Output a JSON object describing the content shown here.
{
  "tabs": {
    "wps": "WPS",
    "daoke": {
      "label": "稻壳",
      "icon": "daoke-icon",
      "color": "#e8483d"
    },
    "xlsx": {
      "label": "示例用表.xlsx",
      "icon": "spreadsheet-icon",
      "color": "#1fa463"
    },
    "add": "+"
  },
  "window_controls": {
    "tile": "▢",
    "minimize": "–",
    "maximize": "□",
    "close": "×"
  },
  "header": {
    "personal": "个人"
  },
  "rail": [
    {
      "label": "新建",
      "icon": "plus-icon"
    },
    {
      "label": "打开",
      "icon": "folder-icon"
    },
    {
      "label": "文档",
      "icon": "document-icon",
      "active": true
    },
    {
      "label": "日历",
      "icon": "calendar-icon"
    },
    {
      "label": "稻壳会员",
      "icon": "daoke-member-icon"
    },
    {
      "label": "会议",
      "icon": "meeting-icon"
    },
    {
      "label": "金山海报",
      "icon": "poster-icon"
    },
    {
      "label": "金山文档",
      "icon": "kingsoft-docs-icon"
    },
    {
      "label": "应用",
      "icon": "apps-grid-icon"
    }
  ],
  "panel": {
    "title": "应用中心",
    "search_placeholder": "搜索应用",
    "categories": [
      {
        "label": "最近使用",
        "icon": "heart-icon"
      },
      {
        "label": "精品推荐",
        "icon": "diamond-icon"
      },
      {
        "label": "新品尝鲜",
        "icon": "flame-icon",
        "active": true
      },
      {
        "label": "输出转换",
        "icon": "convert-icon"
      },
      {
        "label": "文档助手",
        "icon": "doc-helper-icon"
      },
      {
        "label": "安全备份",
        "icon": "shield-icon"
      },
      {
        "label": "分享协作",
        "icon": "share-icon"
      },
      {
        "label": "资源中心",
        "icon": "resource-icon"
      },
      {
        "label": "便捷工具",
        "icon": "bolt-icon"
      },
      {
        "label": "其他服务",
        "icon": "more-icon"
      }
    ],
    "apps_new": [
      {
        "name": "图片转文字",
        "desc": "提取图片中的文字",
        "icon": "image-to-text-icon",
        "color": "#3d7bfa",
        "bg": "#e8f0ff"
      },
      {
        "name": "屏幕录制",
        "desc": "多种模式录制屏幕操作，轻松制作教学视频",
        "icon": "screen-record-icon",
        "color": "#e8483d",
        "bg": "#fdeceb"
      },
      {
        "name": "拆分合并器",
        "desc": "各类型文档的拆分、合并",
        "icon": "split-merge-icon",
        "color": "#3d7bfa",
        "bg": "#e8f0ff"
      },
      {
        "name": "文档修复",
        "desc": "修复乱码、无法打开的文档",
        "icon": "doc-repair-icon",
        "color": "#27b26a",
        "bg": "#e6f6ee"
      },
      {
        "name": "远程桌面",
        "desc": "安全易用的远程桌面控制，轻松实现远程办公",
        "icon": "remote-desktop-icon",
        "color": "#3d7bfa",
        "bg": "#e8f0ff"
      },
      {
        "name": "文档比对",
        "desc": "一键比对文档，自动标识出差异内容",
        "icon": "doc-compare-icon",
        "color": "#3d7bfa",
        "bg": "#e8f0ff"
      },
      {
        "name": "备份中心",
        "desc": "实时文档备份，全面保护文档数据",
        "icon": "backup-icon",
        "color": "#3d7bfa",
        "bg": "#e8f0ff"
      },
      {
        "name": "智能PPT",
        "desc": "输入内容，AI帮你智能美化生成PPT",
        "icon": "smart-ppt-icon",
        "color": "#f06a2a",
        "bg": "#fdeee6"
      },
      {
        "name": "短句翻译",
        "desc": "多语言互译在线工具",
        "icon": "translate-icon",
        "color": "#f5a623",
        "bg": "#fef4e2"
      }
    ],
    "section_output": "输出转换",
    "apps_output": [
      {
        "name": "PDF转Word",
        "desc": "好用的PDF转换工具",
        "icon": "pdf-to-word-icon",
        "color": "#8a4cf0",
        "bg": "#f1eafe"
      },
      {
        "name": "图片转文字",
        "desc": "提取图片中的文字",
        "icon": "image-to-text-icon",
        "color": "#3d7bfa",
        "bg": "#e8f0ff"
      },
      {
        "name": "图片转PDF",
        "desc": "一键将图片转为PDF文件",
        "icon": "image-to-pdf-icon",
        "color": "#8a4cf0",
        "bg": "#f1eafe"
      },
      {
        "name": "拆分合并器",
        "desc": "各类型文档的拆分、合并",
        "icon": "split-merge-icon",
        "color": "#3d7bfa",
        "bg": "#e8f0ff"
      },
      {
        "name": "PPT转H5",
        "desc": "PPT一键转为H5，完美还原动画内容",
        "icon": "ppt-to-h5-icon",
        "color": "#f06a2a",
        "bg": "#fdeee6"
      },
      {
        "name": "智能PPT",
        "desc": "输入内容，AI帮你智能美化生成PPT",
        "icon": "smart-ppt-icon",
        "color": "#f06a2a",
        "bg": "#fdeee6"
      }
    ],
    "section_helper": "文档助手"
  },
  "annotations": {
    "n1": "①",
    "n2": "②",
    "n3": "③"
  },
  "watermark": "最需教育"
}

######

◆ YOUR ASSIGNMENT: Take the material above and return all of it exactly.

◆ RESPONSE FOR THIS EXERCISE:
Output a JSON object describing the content shown here.
{
  "tabs": {
    "wps": "WPS",
    "daoke": {
      "label": "稻壳",
      "icon": "daoke-icon",
      "color": "#e8483d"
    },
    "xlsx": {
      "label": "示例用表.xlsx",
      "icon": "spreadsheet-icon",
      "color": "#1fa463"
    },
    "add": "+"
  },
  "window_controls": {
    "tile": "▢",
    "minimize": "–",
    "maximize": "□",
    "close": "×"
  },
  "header": {
    "personal": "个人"
  },
  "rail": [
    {
      "label": "新建",
      "icon": "plus-icon"
    },
    {
      "label": "打开",
      "icon": "folder-icon"
    },
    {
      "label": "文档",
      "icon": "document-icon",
      "active": true
    },
    {
      "label": "日历",
      "icon": "calendar-icon"
    },
    {
      "label": "稻壳会员",
      "icon": "daoke-member-icon"
    },
    {
      "label": "会议",
      "icon": "meeting-icon"
    },
    {
      "label": "金山海报",
      "icon": "poster-icon"
    },
    {
      "label": "金山文档",
      "icon": "kingsoft-docs-icon"
    },
    {
      "label": "应用",
      "icon": "apps-grid-icon"
    }
  ],
  "panel": {
    "title": "应用中心",
    "search_placeholder": "搜索应用",
    "categories": [
      {
        "label": "最近使用",
        "icon": "heart-icon"
      },
      {
        "label": "精品推荐",
        "icon": "diamond-icon"
      },
      {
        "label": "新品尝鲜",
        "icon": "flame-icon",
        "active": true
      },
      {
        "label": "输出转换",
        "icon": "convert-icon"
      },
      {
        "label": "文档助手",
        "icon": "doc-helper-icon"
      },
      {
        "label": "安全备份",
        "icon": "shield-icon"
      },
      {
        "label": "分享协作",
        "icon": "share-icon"
      },
      {
        "label": "资源中心",
        "icon": "resource-icon"
      },
      {
        "label": "便捷工具",
        "icon": "bolt-icon"
      },
      {
        "label": "其他服务",
        "icon": "more-icon"
      }
    ],
    "apps_new": [
      {
        "name": "图片转文字",
        "desc": "提取图片中的文字",
        "icon": "image-to-text-icon",
        "color": "#3d7bfa",
        "bg": "#e8f0ff"
      },
      {
        "name": "屏幕录制",
        "desc": "多种模式录制屏幕操作，轻松制作教学视频",
        "icon": "screen-record-icon",
        "color": "#e8483d",
        "bg": "#fdeceb"
      },
      {
        "name": "拆分合并器",
        "desc": "各类型文档的拆分、合并",
        "icon": "split-merge-icon",
        "color": "#3d7bfa",
        "bg": "#e8f0ff"
      },
      {
        "name": "文档修复",
        "desc": "修复乱码、无法打开的文档",
        "icon": "doc-repair-icon",
        "color": "#27b26a",
        "bg": "#e6f6ee"
      },
      {
        "name": "远程桌面",
        "desc": "安全易用的远程桌面控制，轻松实现远程办公",
        "icon": "remote-desktop-icon",
        "color": "#3d7bfa",
        "bg": "#e8f0ff"
      },
      {
        "name": "文档比对",
        "desc": "一键比对文档，自动标识出差异内容",
        "icon": "doc-compare-icon",
        "color": "#3d7bfa",
        "bg": "#e8f0ff"
      },
      {
        "name": "备份中心",
        "desc": "实时文档备份，全面保护文档数据",
        "icon": "backup-icon",
        "color": "#3d7bfa",
        "bg": "#e8f0ff"
      },
      {
        "name": "智能PPT",
        "desc": "输入内容，AI帮你智能美化生成PPT",
        "icon": "smart-ppt-icon",
        "color": "#f06a2a",
        "bg": "#fdeee6"
      },
      {
        "name": "短句翻译",
        "desc": "多语言互译在线工具",
        "icon": "translate-icon",
        "color": "#f5a623",
        "bg": "#fef4e2"
      }
    ],
    "section_output": "输出转换",
    "apps_output": [
      {
        "name": "PDF转Word",
        "desc": "好用的PDF转换工具",
        "icon": "pdf-to-word-icon",
        "color": "#8a4cf0",
        "bg": "#f1eafe"
      },
      {
        "name": "图片转文字",
        "desc": "提取图片中的文字",
        "icon": "image-to-text-icon",
        "color": "#3d7bfa",
        "bg": "#e8f0ff"
      },
      {
        "name": "图片转PDF",
        "desc": "一键将图片转为PDF文件",
        "icon": "image-to-pdf-icon",
        "color": "#8a4cf0",
        "bg": "#f1eafe"
      },
      {
        "name": "拆分合并器",
        "desc": "各类型文档的拆分、合并",
        "icon": "split-merge-icon",
        "color": "#3d7bfa",
        "bg": "#e8f0ff"
      },
      {
        "name": "PPT转H5",
        "desc": "PPT一键转为H5，完美还原动画内容",
        "icon": "ppt-to-h5-icon",
        "color": "#f06a2a",
        "bg": "#fdeee6"
      },
      {
        "name": "智能PPT",
        "desc": "输入内容，AI帮你智能美化生成PPT",
        "icon": "smart-ppt-icon",
        "color": "#f06a2a",
        "bg": "#fdeee6"
      }
    ],
    "section_helper": "文档助手"
  },
  "annotations": {
    "n1": "①",
    "n2": "②",
    "n3": "③"
  },
  "watermark": "最需教育"
}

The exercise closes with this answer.